▶ **Directions**
Each entry below is to be returned exactly, with any pictures left out.

▶ **Listed entries**
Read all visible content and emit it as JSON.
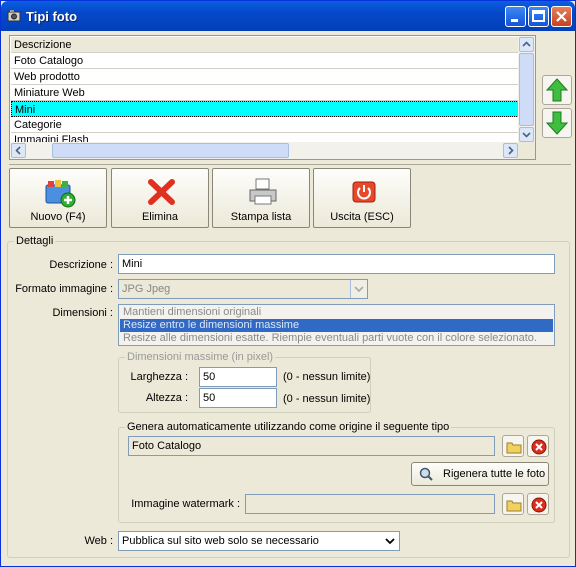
{
  "window": {
    "title": "Tipi foto"
  },
  "list": {
    "header": "Descrizione",
    "items": [
      "Foto Catalogo",
      "Web prodotto",
      "Miniature Web",
      "Mini",
      "Categorie",
      "Immagini Flash"
    ],
    "selected_index": 3
  },
  "toolbar": {
    "new_label": "Nuovo (F4)",
    "delete_label": "Elimina",
    "print_label": "Stampa lista",
    "exit_label": "Uscita (ESC)"
  },
  "details": {
    "legend": "Dettagli",
    "description_label": "Descrizione :",
    "description_value": "Mini",
    "format_label": "Formato immagine :",
    "format_value": "JPG Jpeg",
    "dimensions_label": "Dimensioni :",
    "dimension_options": [
      "Mantieni dimensioni originali",
      "Resize entro le dimensioni massime",
      "Resize alle dimensioni esatte. Riempie eventuali parti vuote con il colore selezionato."
    ],
    "max_dims": {
      "legend": "Dimensioni massime (in pixel)",
      "width_label": "Larghezza :",
      "width_value": "50",
      "width_hint": "(0 - nessun limite)",
      "height_label": "Altezza :",
      "height_value": "50",
      "height_hint": "(0 - nessun limite)"
    },
    "auto_gen": {
      "legend": "Genera automaticamente utilizzando come origine il seguente tipo",
      "source_value": "Foto Catalogo",
      "regen_label": "Rigenera tutte le foto",
      "watermark_label": "Immagine watermark :",
      "watermark_value": ""
    },
    "web_label": "Web :",
    "web_value": "Pubblica sul sito web solo se necessario"
  }
}
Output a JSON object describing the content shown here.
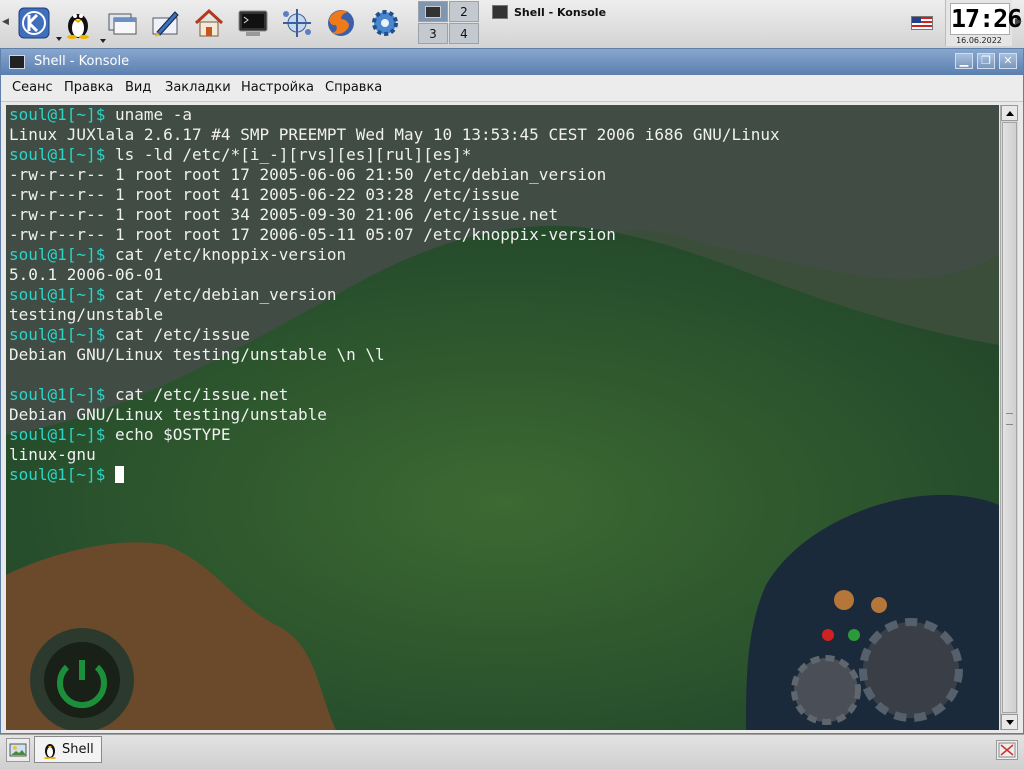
{
  "panel": {
    "launchers": [
      "kde-menu-icon",
      "tux-icon",
      "window-list-icon",
      "kate-editor-icon",
      "home-icon",
      "konsole-icon",
      "network-icon",
      "firefox-icon",
      "settings-gear-icon"
    ],
    "desktops": [
      "1",
      "2",
      "3",
      "4"
    ],
    "active_desktop": "1",
    "task_title": "Shell - Konsole",
    "keyboard_layout": "us-flag-icon",
    "clock_time": "17:26",
    "clock_date": "16.06.2022"
  },
  "window": {
    "title": "Shell - Konsole",
    "buttons": {
      "minimize": "minimize-icon",
      "maximize": "maximize-icon",
      "close": "close-icon"
    },
    "menu": [
      "Сеанс",
      "Правка",
      "Вид",
      "Закладки",
      "Настройка",
      "Справка"
    ]
  },
  "terminal": {
    "lines": [
      {
        "prompt": "soul@1[~]$ ",
        "text": "uname -a"
      },
      {
        "prompt": "",
        "text": "Linux JUXlala 2.6.17 #4 SMP PREEMPT Wed May 10 13:53:45 CEST 2006 i686 GNU/Linux"
      },
      {
        "prompt": "soul@1[~]$ ",
        "text": "ls -ld /etc/*[i_-][rvs][es][rul][es]*"
      },
      {
        "prompt": "",
        "text": "-rw-r--r-- 1 root root 17 2005-06-06 21:50 /etc/debian_version"
      },
      {
        "prompt": "",
        "text": "-rw-r--r-- 1 root root 41 2005-06-22 03:28 /etc/issue"
      },
      {
        "prompt": "",
        "text": "-rw-r--r-- 1 root root 34 2005-09-30 21:06 /etc/issue.net"
      },
      {
        "prompt": "",
        "text": "-rw-r--r-- 1 root root 17 2006-05-11 05:07 /etc/knoppix-version"
      },
      {
        "prompt": "soul@1[~]$ ",
        "text": "cat /etc/knoppix-version"
      },
      {
        "prompt": "",
        "text": "5.0.1 2006-06-01"
      },
      {
        "prompt": "soul@1[~]$ ",
        "text": "cat /etc/debian_version"
      },
      {
        "prompt": "",
        "text": "testing/unstable"
      },
      {
        "prompt": "soul@1[~]$ ",
        "text": "cat /etc/issue"
      },
      {
        "prompt": "",
        "text": "Debian GNU/Linux testing/unstable \\n \\l"
      },
      {
        "prompt": "",
        "text": ""
      },
      {
        "prompt": "soul@1[~]$ ",
        "text": "cat /etc/issue.net"
      },
      {
        "prompt": "",
        "text": "Debian GNU/Linux testing/unstable"
      },
      {
        "prompt": "soul@1[~]$ ",
        "text": "echo $OSTYPE"
      },
      {
        "prompt": "",
        "text": "linux-gnu"
      },
      {
        "prompt": "soul@1[~]$ ",
        "text": "",
        "cursor": true
      }
    ],
    "colors": {
      "prompt": "#2ad6c8",
      "text": "#f0f0f0"
    }
  },
  "taskbar": {
    "show_desktop_icon": "show-desktop-icon",
    "tasks": [
      {
        "label": "Shell",
        "icon": "tux-icon"
      }
    ],
    "tray_icon": "tray-close-icon"
  }
}
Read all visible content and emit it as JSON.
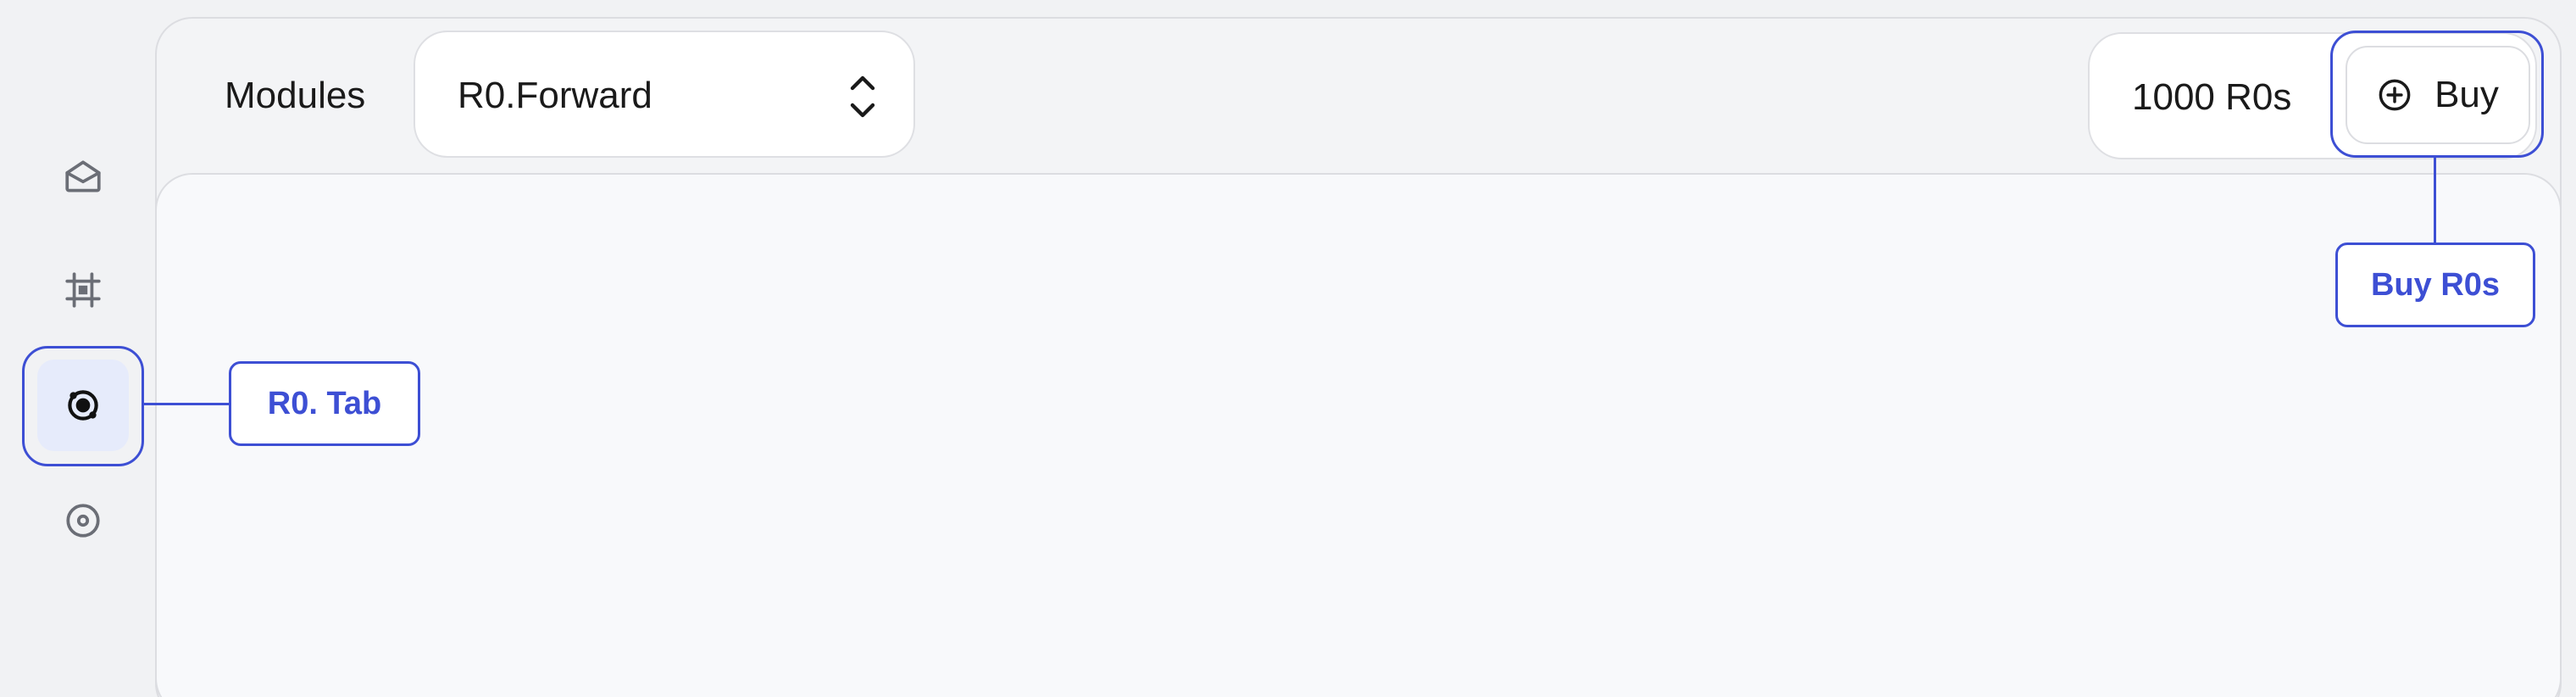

▶ **Expected answer**
Read all visible content and emit it as JSON.
{
  "window": {
    "title": "Tipi foto"
  },
  "list": {
    "header": "Descrizione",
    "items": [
      "Foto Catalogo",
      "Web prodotto",
      "Miniature Web",
      "Mini",
      "Categorie",
      "Immagini Flash"
    ],
    "selected_index": 3
  },
  "toolbar": {
    "new_label": "Nuovo (F4)",
    "delete_label": "Elimina",
    "print_label": "Stampa lista",
    "exit_label": "Uscita (ESC)"
  },
  "details": {
    "legend": "Dettagli",
    "description_label": "Descrizione :",
    "description_value": "Mini",
    "format_label": "Formato immagine :",
    "format_value": "JPG Jpeg",
    "dimensions_label": "Dimensioni :",
    "dimension_options": [
      "Mantieni dimensioni originali",
      "Resize entro le dimensioni massime",
      "Resize alle dimensioni esatte. Riempie eventuali parti vuote con il colore selezionato."
    ],
    "max_dims": {
      "legend": "Dimensioni massime (in pixel)",
      "width_label": "Larghezza :",
      "width_value": "50",
      "width_hint": "(0 - nessun limite)",
      "height_label": "Altezza :",
      "height_value": "50",
      "height_hint": "(0 - nessun limite)"
    },
    "auto_gen": {
      "legend": "Genera automaticamente utilizzando come origine il seguente tipo",
      "source_value": "Foto Catalogo",
      "regen_label": "Rigenera tutte le foto",
      "watermark_label": "Immagine watermark :",
      "watermark_value": ""
    },
    "web_label": "Web :",
    "web_value": "Pubblica sul sito web solo se necessario"
  }
}
Output a JSON object describing the content shown here.
{
  "panel": {
    "launchers": [
      "kde-menu-icon",
      "tux-icon",
      "window-list-icon",
      "kate-editor-icon",
      "home-icon",
      "konsole-icon",
      "network-icon",
      "firefox-icon",
      "settings-gear-icon"
    ],
    "desktops": [
      "1",
      "2",
      "3",
      "4"
    ],
    "active_desktop": "1",
    "task_title": "Shell - Konsole",
    "keyboard_layout": "us-flag-icon",
    "clock_time": "17:26",
    "clock_date": "16.06.2022"
  },
  "window": {
    "title": "Shell - Konsole",
    "buttons": {
      "minimize": "minimize-icon",
      "maximize": "maximize-icon",
      "close": "close-icon"
    },
    "menu": [
      "Сеанс",
      "Правка",
      "Вид",
      "Закладки",
      "Настройка",
      "Справка"
    ]
  },
  "terminal": {
    "lines": [
      {
        "prompt": "soul@1[~]$ ",
        "text": "uname -a"
      },
      {
        "prompt": "",
        "text": "Linux JUXlala 2.6.17 #4 SMP PREEMPT Wed May 10 13:53:45 CEST 2006 i686 GNU/Linux"
      },
      {
        "prompt": "soul@1[~]$ ",
        "text": "ls -ld /etc/*[i_-][rvs][es][rul][es]*"
      },
      {
        "prompt": "",
        "text": "-rw-r--r-- 1 root root 17 2005-06-06 21:50 /etc/debian_version"
      },
      {
        "prompt": "",
        "text": "-rw-r--r-- 1 root root 41 2005-06-22 03:28 /etc/issue"
      },
      {
        "prompt": "",
        "text": "-rw-r--r-- 1 root root 34 2005-09-30 21:06 /etc/issue.net"
      },
      {
        "prompt": "",
        "text": "-rw-r--r-- 1 root root 17 2006-05-11 05:07 /etc/knoppix-version"
      },
      {
        "prompt": "soul@1[~]$ ",
        "text": "cat /etc/knoppix-version"
      },
      {
        "prompt": "",
        "text": "5.0.1 2006-06-01"
      },
      {
        "prompt": "soul@1[~]$ ",
        "text": "cat /etc/debian_version"
      },
      {
        "prompt": "",
        "text": "testing/unstable"
      },
      {
        "prompt": "soul@1[~]$ ",
        "text": "cat /etc/issue"
      },
      {
        "prompt": "",
        "text": "Debian GNU/Linux testing/unstable \\n \\l"
      },
      {
        "prompt": "",
        "text": ""
      },
      {
        "prompt": "soul@1[~]$ ",
        "text": "cat /etc/issue.net"
      },
      {
        "prompt": "",
        "text": "Debian GNU/Linux testing/unstable"
      },
      {
        "prompt": "soul@1[~]$ ",
        "text": "echo $OSTYPE"
      },
      {
        "prompt": "",
        "text": "linux-gnu"
      },
      {
        "prompt": "soul@1[~]$ ",
        "text": "",
        "cursor": true
      }
    ],
    "colors": {
      "prompt": "#2ad6c8",
      "text": "#f0f0f0"
    }
  },
  "taskbar": {
    "show_desktop_icon": "show-desktop-icon",
    "tasks": [
      {
        "label": "Shell",
        "icon": "tux-icon"
      }
    ],
    "tray_icon": "tray-close-icon"
  }
}
Read all visible content and emit it as JSON.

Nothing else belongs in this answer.